> Exercise data
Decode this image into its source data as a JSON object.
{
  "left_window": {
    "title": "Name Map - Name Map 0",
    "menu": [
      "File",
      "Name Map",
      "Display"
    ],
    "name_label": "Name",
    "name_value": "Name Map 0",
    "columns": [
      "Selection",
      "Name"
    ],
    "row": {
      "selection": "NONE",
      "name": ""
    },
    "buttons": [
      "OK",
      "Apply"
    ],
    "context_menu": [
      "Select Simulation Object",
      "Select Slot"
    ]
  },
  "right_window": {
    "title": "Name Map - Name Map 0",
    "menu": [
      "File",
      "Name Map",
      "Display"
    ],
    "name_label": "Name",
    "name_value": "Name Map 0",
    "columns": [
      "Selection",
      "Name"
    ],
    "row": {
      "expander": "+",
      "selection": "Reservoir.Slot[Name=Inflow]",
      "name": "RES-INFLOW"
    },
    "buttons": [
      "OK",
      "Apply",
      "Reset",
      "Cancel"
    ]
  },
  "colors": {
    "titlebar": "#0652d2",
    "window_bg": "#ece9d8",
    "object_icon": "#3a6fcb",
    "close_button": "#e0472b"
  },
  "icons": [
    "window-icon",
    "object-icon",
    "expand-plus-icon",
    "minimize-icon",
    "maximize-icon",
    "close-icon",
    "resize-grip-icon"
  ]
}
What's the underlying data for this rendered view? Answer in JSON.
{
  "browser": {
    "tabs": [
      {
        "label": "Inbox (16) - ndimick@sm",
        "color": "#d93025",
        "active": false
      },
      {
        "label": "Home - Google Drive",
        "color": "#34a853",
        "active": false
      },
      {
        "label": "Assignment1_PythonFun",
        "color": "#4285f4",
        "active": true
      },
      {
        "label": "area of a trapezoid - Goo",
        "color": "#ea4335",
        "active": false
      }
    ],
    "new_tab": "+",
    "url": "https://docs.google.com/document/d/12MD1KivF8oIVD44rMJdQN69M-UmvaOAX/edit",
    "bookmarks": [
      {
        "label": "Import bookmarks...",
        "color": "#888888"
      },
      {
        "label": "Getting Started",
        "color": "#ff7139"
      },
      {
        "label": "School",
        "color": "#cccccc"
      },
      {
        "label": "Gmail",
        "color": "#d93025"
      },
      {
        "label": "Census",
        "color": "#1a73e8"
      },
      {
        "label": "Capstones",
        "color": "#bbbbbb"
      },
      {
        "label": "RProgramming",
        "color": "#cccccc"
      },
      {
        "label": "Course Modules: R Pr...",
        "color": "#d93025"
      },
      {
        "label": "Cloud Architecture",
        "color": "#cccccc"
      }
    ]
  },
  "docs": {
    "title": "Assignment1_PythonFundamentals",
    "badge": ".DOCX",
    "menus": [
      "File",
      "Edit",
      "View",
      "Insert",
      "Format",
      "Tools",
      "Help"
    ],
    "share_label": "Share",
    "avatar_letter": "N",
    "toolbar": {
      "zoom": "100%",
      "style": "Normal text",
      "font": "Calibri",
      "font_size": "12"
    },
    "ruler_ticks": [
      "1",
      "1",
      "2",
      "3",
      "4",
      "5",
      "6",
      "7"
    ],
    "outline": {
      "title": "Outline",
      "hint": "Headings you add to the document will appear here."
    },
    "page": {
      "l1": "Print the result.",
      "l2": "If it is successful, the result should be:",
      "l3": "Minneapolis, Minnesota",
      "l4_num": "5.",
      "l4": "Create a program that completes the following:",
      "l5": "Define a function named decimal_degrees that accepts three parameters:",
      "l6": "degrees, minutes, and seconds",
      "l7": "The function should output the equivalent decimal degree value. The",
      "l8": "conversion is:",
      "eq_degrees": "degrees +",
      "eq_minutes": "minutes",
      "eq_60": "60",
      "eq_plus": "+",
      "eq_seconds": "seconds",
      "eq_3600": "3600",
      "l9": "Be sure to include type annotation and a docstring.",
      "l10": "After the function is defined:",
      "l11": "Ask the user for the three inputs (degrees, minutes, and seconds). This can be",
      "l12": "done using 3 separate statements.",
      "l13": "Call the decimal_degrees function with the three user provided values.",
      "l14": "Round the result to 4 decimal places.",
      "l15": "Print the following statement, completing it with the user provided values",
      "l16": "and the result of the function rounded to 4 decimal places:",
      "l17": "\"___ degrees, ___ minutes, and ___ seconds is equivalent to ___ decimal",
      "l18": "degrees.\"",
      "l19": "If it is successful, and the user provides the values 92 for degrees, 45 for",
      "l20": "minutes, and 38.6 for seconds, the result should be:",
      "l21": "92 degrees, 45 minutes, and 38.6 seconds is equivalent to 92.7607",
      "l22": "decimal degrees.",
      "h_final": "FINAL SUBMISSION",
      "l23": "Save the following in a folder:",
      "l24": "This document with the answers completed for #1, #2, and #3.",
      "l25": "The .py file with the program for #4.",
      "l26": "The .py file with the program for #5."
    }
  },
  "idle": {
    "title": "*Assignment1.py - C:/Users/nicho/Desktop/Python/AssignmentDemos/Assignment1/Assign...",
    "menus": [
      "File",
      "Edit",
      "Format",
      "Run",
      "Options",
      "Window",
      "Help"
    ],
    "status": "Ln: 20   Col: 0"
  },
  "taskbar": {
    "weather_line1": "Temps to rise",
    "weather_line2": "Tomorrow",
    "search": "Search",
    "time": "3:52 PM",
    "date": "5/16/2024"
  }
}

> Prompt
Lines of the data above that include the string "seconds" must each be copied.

> Reply to the exercise
      "l6": "degrees, minutes, and seconds",
      "eq_seconds": "seconds",
      "l11": "Ask the user for the three inputs (degrees, minutes, and seconds). This can be",
      "l17": "\"___ degrees, ___ minutes, and ___ seconds is equivalent to ___ decimal",
      "l20": "minutes, and 38.6 for seconds, the result should be:",
      "l21": "92 degrees, 45 minutes, and 38.6 seconds is equivalent to 92.7607",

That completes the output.